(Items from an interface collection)
+ + + + + + +

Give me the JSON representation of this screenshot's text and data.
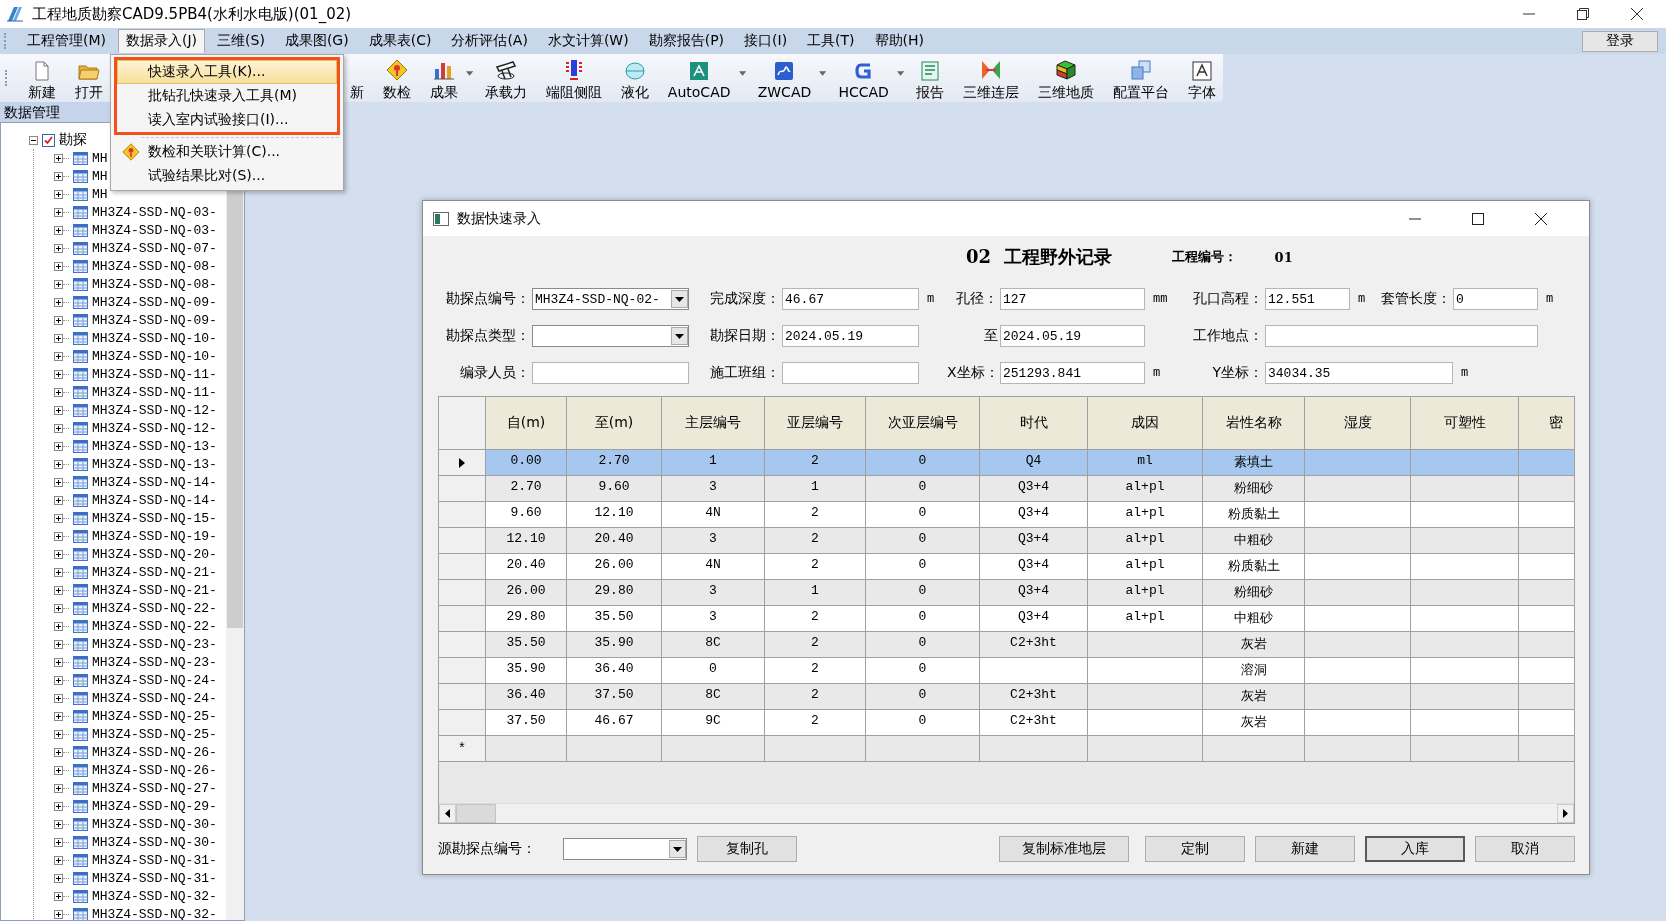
{
  "window": {
    "title": "工程地质勘察CAD9.5PB4(水利水电版)(01_02)"
  },
  "menu_bar": {
    "items": [
      {
        "label": "工程管理(M)",
        "selected": false
      },
      {
        "label": "数据录入(J)",
        "selected": true
      },
      {
        "label": "三维(S)",
        "selected": false
      },
      {
        "label": "成果图(G)",
        "selected": false
      },
      {
        "label": "成果表(C)",
        "selected": false
      },
      {
        "label": "分析评估(A)",
        "selected": false
      },
      {
        "label": "水文计算(W)",
        "selected": false
      },
      {
        "label": "勘察报告(P)",
        "selected": false
      },
      {
        "label": "接口(I)",
        "selected": false
      },
      {
        "label": "工具(T)",
        "selected": false
      },
      {
        "label": "帮助(H)",
        "selected": false
      }
    ],
    "login_button": "登录"
  },
  "toolbar": {
    "items": [
      {
        "kind": "button",
        "label": "新建",
        "dropdown": false
      },
      {
        "kind": "button",
        "label": "打开",
        "dropdown": false
      },
      {
        "kind": "covered",
        "label": "新",
        "dropdown": false
      },
      {
        "kind": "button",
        "label": "数检",
        "dropdown": false
      },
      {
        "kind": "button",
        "label": "成果",
        "dropdown": true
      },
      {
        "kind": "button",
        "label": "承载力",
        "dropdown": false
      },
      {
        "kind": "button",
        "label": "端阻侧阻",
        "dropdown": false
      },
      {
        "kind": "button",
        "label": "液化",
        "dropdown": false
      },
      {
        "kind": "button",
        "label": "AutoCAD",
        "dropdown": true
      },
      {
        "kind": "button",
        "label": "ZWCAD",
        "dropdown": true
      },
      {
        "kind": "button",
        "label": "HCCAD",
        "dropdown": true
      },
      {
        "kind": "button",
        "label": "报告",
        "dropdown": false
      },
      {
        "kind": "button",
        "label": "三维连层",
        "dropdown": false
      },
      {
        "kind": "button",
        "label": "三维地质",
        "dropdown": false
      },
      {
        "kind": "button",
        "label": "配置平台",
        "dropdown": false
      },
      {
        "kind": "button",
        "label": "字体",
        "dropdown": false
      }
    ]
  },
  "open_menu": {
    "sections": [
      {
        "framed": true,
        "items": [
          {
            "label": "快速录入工具(K)...",
            "selected": true,
            "has_icon": false
          },
          {
            "label": "批钻孔快速录入工具(M)",
            "selected": false,
            "has_icon": false
          },
          {
            "label": "读入室内试验接口(I)...",
            "selected": false,
            "has_icon": false
          }
        ]
      },
      {
        "framed": false,
        "items": [
          {
            "label": "数检和关联计算(C)...",
            "selected": false,
            "has_icon": true
          },
          {
            "label": "试验结果比对(S)...",
            "selected": false,
            "has_icon": false
          }
        ]
      }
    ]
  },
  "data_panel": {
    "title": "数据管理",
    "tree": {
      "label": "勘探",
      "checked": true,
      "expanded": true,
      "children": [
        {
          "label": "MH",
          "expanded": false
        },
        {
          "label": "MH",
          "expanded": false
        },
        {
          "label": "MH",
          "expanded": false
        },
        {
          "label": "MH3Z4-SSD-NQ-03-",
          "expanded": false
        },
        {
          "label": "MH3Z4-SSD-NQ-03-",
          "expanded": false
        },
        {
          "label": "MH3Z4-SSD-NQ-07-",
          "expanded": false
        },
        {
          "label": "MH3Z4-SSD-NQ-08-",
          "expanded": false
        },
        {
          "label": "MH3Z4-SSD-NQ-08-",
          "expanded": false
        },
        {
          "label": "MH3Z4-SSD-NQ-09-",
          "expanded": false
        },
        {
          "label": "MH3Z4-SSD-NQ-09-",
          "expanded": false
        },
        {
          "label": "MH3Z4-SSD-NQ-10-",
          "expanded": false
        },
        {
          "label": "MH3Z4-SSD-NQ-10-",
          "expanded": false
        },
        {
          "label": "MH3Z4-SSD-NQ-11-",
          "expanded": false
        },
        {
          "label": "MH3Z4-SSD-NQ-11-",
          "expanded": false
        },
        {
          "label": "MH3Z4-SSD-NQ-12-",
          "expanded": false
        },
        {
          "label": "MH3Z4-SSD-NQ-12-",
          "expanded": false
        },
        {
          "label": "MH3Z4-SSD-NQ-13-",
          "expanded": false
        },
        {
          "label": "MH3Z4-SSD-NQ-13-",
          "expanded": false
        },
        {
          "label": "MH3Z4-SSD-NQ-14-",
          "expanded": false
        },
        {
          "label": "MH3Z4-SSD-NQ-14-",
          "expanded": false
        },
        {
          "label": "MH3Z4-SSD-NQ-15-",
          "expanded": false
        },
        {
          "label": "MH3Z4-SSD-NQ-19-",
          "expanded": false
        },
        {
          "label": "MH3Z4-SSD-NQ-20-",
          "expanded": false
        },
        {
          "label": "MH3Z4-SSD-NQ-21-",
          "expanded": false
        },
        {
          "label": "MH3Z4-SSD-NQ-21-",
          "expanded": false
        },
        {
          "label": "MH3Z4-SSD-NQ-22-",
          "expanded": false
        },
        {
          "label": "MH3Z4-SSD-NQ-22-",
          "expanded": false
        },
        {
          "label": "MH3Z4-SSD-NQ-23-",
          "expanded": false
        },
        {
          "label": "MH3Z4-SSD-NQ-23-",
          "expanded": false
        },
        {
          "label": "MH3Z4-SSD-NQ-24-",
          "expanded": false
        },
        {
          "label": "MH3Z4-SSD-NQ-24-",
          "expanded": false
        },
        {
          "label": "MH3Z4-SSD-NQ-25-",
          "expanded": false
        },
        {
          "label": "MH3Z4-SSD-NQ-25-",
          "expanded": false
        },
        {
          "label": "MH3Z4-SSD-NQ-26-",
          "expanded": false
        },
        {
          "label": "MH3Z4-SSD-NQ-26-",
          "expanded": false
        },
        {
          "label": "MH3Z4-SSD-NQ-27-",
          "expanded": false
        },
        {
          "label": "MH3Z4-SSD-NQ-29-",
          "expanded": false
        },
        {
          "label": "MH3Z4-SSD-NQ-30-",
          "expanded": false
        },
        {
          "label": "MH3Z4-SSD-NQ-30-",
          "expanded": false
        },
        {
          "label": "MH3Z4-SSD-NQ-31-",
          "expanded": false
        },
        {
          "label": "MH3Z4-SSD-NQ-31-",
          "expanded": false
        },
        {
          "label": "MH3Z4-SSD-NQ-32-",
          "expanded": false
        },
        {
          "label": "MH3Z4-SSD-NQ-32-",
          "expanded": false
        }
      ]
    }
  },
  "dialog": {
    "title": "数据快速录入",
    "heading": "02  工程野外记录",
    "project_label": "工程编号：",
    "project_number": "01",
    "form_rows": [
      [
        {
          "label": "勘探点编号：",
          "kind": "select",
          "value": "MH3Z4-SSD-NQ-02-"
        },
        {
          "label": "完成深度：",
          "kind": "input",
          "value": "46.67",
          "unit": "m"
        },
        {
          "label": "孔径：",
          "kind": "input",
          "value": "127",
          "unit": "mm"
        },
        {
          "label": "孔口高程：",
          "kind": "input",
          "value": "12.551",
          "unit": "m"
        },
        {
          "label": "套管长度：",
          "kind": "input",
          "value": "0",
          "unit": "m"
        }
      ],
      [
        {
          "label": "勘探点类型：",
          "kind": "select"
        },
        {
          "label": "勘探日期：",
          "kind": "input",
          "value": "2024.05.19"
        },
        {
          "label": "至",
          "kind": "input",
          "value": "2024.05.19"
        },
        {
          "label": "工作地点：",
          "kind": "input"
        }
      ],
      [
        {
          "label": "编录人员：",
          "kind": "input"
        },
        {
          "label": "施工班组：",
          "kind": "input"
        },
        {
          "label": "X坐标：",
          "kind": "input",
          "value": "251293.841",
          "unit": "m"
        },
        {
          "label": "Y坐标：",
          "kind": "input",
          "value": "34034.35",
          "unit": "m"
        }
      ]
    ],
    "grid": {
      "columns": [
        "自(m)",
        "至(m)",
        "主层编号",
        "亚层编号",
        "次亚层编号",
        "时代",
        "成因",
        "岩性名称",
        "湿度",
        "可塑性",
        "密"
      ],
      "rows": [
        {
          "selected": true,
          "cells": [
            "0.00",
            "2.70",
            "1",
            "2",
            "0",
            "Q4",
            "ml",
            "素填土",
            null,
            null,
            null
          ]
        },
        {
          "selected": false,
          "cells": [
            "2.70",
            "9.60",
            "3",
            "1",
            "0",
            "Q3+4",
            "al+pl",
            "粉细砂",
            null,
            null,
            null
          ]
        },
        {
          "selected": false,
          "cells": [
            "9.60",
            "12.10",
            "4N",
            "2",
            "0",
            "Q3+4",
            "al+pl",
            "粉质黏土",
            null,
            null,
            null
          ]
        },
        {
          "selected": false,
          "cells": [
            "12.10",
            "20.40",
            "3",
            "2",
            "0",
            "Q3+4",
            "al+pl",
            "中粗砂",
            null,
            null,
            null
          ]
        },
        {
          "selected": false,
          "cells": [
            "20.40",
            "26.00",
            "4N",
            "2",
            "0",
            "Q3+4",
            "al+pl",
            "粉质黏土",
            null,
            null,
            null
          ]
        },
        {
          "selected": false,
          "cells": [
            "26.00",
            "29.80",
            "3",
            "1",
            "0",
            "Q3+4",
            "al+pl",
            "粉细砂",
            null,
            null,
            null
          ]
        },
        {
          "selected": false,
          "cells": [
            "29.80",
            "35.50",
            "3",
            "2",
            "0",
            "Q3+4",
            "al+pl",
            "中粗砂",
            null,
            null,
            null
          ]
        },
        {
          "selected": false,
          "cells": [
            "35.50",
            "35.90",
            "8C",
            "2",
            "0",
            "C2+3ht",
            null,
            "灰岩",
            null,
            null,
            null
          ]
        },
        {
          "selected": false,
          "cells": [
            "35.90",
            "36.40",
            "0",
            "2",
            "0",
            null,
            null,
            "溶洞",
            null,
            null,
            null
          ]
        },
        {
          "selected": false,
          "cells": [
            "36.40",
            "37.50",
            "8C",
            "2",
            "0",
            "C2+3ht",
            null,
            "灰岩",
            null,
            null,
            null
          ]
        },
        {
          "selected": false,
          "cells": [
            "37.50",
            "46.67",
            "9C",
            "2",
            "0",
            "C2+3ht",
            null,
            "灰岩",
            null,
            null,
            null
          ]
        }
      ],
      "new_row_marker": "*"
    },
    "source_label": "源勘探点编号：",
    "copy_hole_button": "复制孔",
    "buttons": [
      {
        "label": "复制标准地层",
        "default": false
      },
      {
        "label": "定制",
        "default": false
      },
      {
        "label": "新建",
        "default": false
      },
      {
        "label": "入库",
        "default": true
      },
      {
        "label": "取消",
        "default": false
      }
    ]
  }
}
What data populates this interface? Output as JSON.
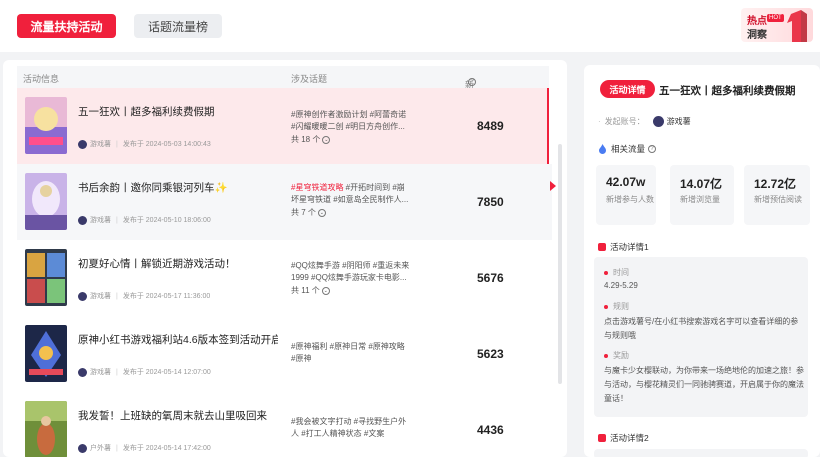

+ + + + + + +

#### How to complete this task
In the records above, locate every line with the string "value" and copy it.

#### Exercise solution
          "value": "MH3Z4-SSD-NQ-02-"
          "value": "46.67",
          "value": "127",
          "value": "12.551",
          "value": "0",
          "value": "2024.05.19"
          "value": "2024.05.19"
          "value": "251293.841",
          "value": "34034.35",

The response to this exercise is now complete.